For prior generations, earning a bachelor’s degree was seen as an opportunity to obtain financial stability and break cycles of poverty. As the national student loan debt rises beyond $1.5 trillion, Americans are starting to question if college could have the opposite effect.
Here’s what local educators have to say about the cost of college.
Then and now
Todd DeLey grew up in Anderson, Indiana in the ‘80s and ‘90s. Although his parents didn’t attend college, he felt his options would be limited without an advanced degree.
“My parents and grandparents walked right out of high school, worked at General Motors, had a great life, raised families, raised me with no college,” said DeLey. “There was not an option for me, without an education, to walk into a mid-level or high paying job.”
DeLey earned his master’s degree from Ball State University. He is the supervisor of Community & Continuing Education for Washington Township schools. Within that role, he helps adults reach educational goals ranging from learning English as a second language to getting certified in a trade.
He says students graduating today have more options than he did, and that many of those options do not require a college degree.
“I see skill jobs opening up where you can make a lot of money. I’m all about college. My son is at Butler, I’m an educator, but we have a workforce we need to stimulate that doesn’t necessarily take an associate’s or bachelor’s degree,” said DeLey. “We had a kid who hadn’t had a job in a year. He got the (welding) certification, been working eight months and is making $55,000 a year, has a 401(k), medical, and dental.”
Local students have ample opportunities to explore their options. For example, the J. Everett Light Career Center allows high school students to earn certifications and explore various fields of study. Many classes offer dual credits towards degrees at Ivy Tech and Vincennes University.
“I watch my words closely because I would never tell a young person you don’t need to be educated, or that you don’t need to go to college,” said DeLey. “When you get a degree, they can never take that from you. It gives value, but there are other things you can do that give value as well. I struggle with the cost. I think that’s the next thing that will hit this country like the housing market hit in 2008. The cost of college is crazy. How do you justify it? Even dual parents who make a good income can’t send two kids to college. If they did, the parents would not be able to retire. We are living in that world. I think it’s starting to sink in.”
“College or die.”
At Tindley Accelerated Schools, that motto is displayed prominently in the halls— a daily reminder to students of their end goal.
Tindley is a charter school network that provides a college-preparatory curriculum to urban youth. Many graduates of the high school are the first in their family to attend college.
Brian Metcalf, the Chief Executive Officer at Tindley Accelerated Schools, is aware of the rising cost of tuition. He says his students can’t afford to bypass college.
“I debate this all the time in my circle and in professional settings. People refer to the Zuckerbergs, Bill Gates. They didn’t graduate,” said MetCalf. “People look for Black or brown folks to have credentials behind their names. That isn’t always the case for our counterparts. There are instances where someone can pick up a phone and make a call to get someone into a particular space. Most of the time, we don’t have that luxury. To position ourselves to be taken seriously, we have to come with a degree or multiple degrees.”

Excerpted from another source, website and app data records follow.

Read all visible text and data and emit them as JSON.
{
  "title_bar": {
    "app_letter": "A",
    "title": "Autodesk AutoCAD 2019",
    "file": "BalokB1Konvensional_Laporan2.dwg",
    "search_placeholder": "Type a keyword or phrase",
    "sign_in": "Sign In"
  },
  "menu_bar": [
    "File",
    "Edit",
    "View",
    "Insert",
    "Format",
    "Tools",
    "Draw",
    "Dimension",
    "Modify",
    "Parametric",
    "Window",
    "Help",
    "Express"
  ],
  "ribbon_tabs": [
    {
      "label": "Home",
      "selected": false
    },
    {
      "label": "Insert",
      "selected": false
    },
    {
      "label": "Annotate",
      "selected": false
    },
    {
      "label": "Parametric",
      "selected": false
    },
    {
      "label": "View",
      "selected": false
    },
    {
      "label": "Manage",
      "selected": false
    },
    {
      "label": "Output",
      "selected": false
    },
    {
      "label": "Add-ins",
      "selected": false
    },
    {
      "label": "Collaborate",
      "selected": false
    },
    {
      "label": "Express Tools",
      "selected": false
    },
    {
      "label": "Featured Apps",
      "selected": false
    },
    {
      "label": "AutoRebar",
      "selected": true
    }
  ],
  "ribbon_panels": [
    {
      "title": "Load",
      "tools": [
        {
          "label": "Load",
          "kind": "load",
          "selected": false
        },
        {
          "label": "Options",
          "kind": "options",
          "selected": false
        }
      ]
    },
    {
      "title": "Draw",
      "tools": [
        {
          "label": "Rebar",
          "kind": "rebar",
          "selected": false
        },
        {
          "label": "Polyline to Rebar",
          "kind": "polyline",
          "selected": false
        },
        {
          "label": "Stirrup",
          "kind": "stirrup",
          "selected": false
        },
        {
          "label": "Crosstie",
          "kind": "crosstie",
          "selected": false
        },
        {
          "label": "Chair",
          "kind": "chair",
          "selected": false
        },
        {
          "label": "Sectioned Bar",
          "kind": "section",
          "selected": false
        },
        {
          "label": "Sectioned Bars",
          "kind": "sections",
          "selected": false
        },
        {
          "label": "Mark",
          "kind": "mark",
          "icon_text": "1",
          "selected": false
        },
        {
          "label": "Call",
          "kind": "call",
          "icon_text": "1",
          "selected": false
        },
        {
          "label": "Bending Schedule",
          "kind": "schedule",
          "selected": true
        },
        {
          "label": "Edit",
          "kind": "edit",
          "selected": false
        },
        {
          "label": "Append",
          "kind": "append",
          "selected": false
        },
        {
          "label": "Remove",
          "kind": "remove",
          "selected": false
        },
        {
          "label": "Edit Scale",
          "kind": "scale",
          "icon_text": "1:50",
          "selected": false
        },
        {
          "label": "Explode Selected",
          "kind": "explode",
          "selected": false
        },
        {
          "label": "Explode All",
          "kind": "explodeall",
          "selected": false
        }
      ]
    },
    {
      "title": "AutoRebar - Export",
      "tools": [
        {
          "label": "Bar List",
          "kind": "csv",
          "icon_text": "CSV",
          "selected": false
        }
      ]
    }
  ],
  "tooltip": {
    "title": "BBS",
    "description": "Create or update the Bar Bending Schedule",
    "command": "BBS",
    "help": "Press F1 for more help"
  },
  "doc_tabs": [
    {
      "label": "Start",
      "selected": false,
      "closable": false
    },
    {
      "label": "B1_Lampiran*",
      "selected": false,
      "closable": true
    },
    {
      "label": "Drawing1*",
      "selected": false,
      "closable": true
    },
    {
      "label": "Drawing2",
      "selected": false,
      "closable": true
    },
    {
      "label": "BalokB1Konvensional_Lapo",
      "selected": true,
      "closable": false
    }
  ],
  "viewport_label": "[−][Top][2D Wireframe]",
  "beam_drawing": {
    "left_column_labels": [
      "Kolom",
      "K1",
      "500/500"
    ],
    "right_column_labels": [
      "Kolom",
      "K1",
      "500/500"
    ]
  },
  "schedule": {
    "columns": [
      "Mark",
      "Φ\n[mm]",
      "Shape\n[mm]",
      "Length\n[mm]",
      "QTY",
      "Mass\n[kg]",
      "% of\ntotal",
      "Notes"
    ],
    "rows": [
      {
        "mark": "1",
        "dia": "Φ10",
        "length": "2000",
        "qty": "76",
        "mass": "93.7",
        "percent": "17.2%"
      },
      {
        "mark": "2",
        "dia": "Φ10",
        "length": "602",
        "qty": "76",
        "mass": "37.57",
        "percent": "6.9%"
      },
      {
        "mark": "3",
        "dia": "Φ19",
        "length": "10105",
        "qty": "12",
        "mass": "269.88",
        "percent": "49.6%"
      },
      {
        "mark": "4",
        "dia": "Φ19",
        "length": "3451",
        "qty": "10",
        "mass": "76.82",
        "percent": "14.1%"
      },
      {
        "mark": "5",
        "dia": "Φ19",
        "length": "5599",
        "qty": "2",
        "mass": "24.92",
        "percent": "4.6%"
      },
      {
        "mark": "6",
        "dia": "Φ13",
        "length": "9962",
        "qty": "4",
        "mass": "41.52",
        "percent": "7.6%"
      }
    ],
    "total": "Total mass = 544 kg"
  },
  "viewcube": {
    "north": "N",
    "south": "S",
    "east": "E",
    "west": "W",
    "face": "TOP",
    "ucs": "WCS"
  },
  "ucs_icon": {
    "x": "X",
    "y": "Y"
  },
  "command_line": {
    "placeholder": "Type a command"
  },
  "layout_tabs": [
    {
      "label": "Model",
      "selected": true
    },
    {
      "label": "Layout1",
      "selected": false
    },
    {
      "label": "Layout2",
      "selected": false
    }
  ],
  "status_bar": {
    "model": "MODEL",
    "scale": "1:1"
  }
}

While a college degree does not erase the racial wage gap, it offers higher lifetime earnings. Despite the possibility for future returns on their investment, funds are often a barrier for first-generation college students. As parents become more aware of the burden of loan payments, educators are becoming adept at helping families navigate expenses.
“We talk about cost and fit,” said Metcalf. “You look at what that family is able to do. You might get accepted into Cornell University for 60 grand a year, but based on what you can afford it may not be a good fit. We stress the importance of maintaining a high GPA and having access to free money. You can start (college) but if the money runs out you won’t be able to graduate.”
Advice for students
Educators in Indiana are striving to keep students and families informed of their options, be it enrolling in a four-year institution, obtaining an associate degree, looking into technical schools, or entering the workforce.
Whether students attend college or not, DeLey thinks young people should look at the needs and job opportunities available in the community they plan to live in after high school graduation. This will help them figure out what will be available when they enter the workforce.
Metcalf says that no matter what students choose to pursue, they need to make sure it aligns with their values.
“Parents, don’t push young people into universities that don’t even embrace their philosophies. I knew what type of setting I needed, a family-like setting because I was first generation,” said Metcalf. “Students, find things that motivate you and cause you to get up every morning. Figure out how you want to help people. Find the things you are passionate about because that is what will ultimately bring you wealth, and not only financial wealth but also wealth of spirit.”